**Exercise requirements:** Within the entries that follow, show each line where the word "branch" occurs.

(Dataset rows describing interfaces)
• • • • •

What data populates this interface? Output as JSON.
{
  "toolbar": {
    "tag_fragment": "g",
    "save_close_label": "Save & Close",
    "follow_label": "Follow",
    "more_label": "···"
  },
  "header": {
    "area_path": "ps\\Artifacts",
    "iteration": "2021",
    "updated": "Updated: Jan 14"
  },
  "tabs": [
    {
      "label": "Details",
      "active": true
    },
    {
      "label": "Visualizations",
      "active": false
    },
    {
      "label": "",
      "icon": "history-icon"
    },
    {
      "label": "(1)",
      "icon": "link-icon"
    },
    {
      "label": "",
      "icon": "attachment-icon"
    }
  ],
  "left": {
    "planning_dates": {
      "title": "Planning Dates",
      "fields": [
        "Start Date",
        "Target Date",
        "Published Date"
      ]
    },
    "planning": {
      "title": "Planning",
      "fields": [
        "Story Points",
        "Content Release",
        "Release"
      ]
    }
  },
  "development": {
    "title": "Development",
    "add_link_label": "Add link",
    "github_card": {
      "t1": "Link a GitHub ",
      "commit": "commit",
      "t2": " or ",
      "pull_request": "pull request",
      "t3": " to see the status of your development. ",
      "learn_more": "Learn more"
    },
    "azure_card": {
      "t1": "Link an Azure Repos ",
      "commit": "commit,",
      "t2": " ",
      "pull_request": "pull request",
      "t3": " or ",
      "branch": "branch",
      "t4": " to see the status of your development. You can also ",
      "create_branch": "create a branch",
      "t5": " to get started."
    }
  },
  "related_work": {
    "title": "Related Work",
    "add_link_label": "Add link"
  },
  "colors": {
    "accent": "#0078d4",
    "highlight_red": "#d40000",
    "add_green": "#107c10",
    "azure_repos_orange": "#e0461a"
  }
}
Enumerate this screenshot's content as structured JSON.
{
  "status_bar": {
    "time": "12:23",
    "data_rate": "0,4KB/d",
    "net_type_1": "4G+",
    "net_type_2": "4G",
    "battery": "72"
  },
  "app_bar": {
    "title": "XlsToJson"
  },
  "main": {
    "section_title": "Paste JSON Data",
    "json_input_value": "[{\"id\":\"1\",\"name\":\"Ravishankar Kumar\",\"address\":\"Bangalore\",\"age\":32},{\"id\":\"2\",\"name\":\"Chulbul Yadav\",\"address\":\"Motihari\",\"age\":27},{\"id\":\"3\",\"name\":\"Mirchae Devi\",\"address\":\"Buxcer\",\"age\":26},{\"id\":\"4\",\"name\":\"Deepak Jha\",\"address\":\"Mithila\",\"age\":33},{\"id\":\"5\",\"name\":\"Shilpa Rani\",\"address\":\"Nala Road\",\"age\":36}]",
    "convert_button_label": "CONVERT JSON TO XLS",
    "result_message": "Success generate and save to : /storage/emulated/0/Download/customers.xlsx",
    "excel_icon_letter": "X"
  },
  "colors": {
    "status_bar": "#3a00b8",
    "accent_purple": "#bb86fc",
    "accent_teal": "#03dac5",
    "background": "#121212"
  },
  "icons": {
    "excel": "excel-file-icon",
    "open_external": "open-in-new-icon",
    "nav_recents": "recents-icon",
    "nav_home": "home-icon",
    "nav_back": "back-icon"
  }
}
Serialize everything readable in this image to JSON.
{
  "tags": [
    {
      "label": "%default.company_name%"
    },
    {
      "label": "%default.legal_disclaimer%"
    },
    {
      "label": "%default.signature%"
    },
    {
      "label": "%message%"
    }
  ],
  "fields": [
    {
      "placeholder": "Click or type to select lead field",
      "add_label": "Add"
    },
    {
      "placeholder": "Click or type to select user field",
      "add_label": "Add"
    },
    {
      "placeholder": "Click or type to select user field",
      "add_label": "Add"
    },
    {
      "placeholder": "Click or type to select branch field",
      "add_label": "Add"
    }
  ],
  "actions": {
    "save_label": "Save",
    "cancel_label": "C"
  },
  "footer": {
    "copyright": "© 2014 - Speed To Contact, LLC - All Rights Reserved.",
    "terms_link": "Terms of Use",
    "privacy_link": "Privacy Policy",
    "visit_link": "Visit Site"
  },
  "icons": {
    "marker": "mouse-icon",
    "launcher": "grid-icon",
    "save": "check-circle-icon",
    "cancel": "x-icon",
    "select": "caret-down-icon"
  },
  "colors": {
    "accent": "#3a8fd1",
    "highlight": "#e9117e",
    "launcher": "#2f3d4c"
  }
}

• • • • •

**Exercise response:**
      "branch": "branch",
      "create_branch": "create a branch",
      "placeholder": "Click or type to select branch field",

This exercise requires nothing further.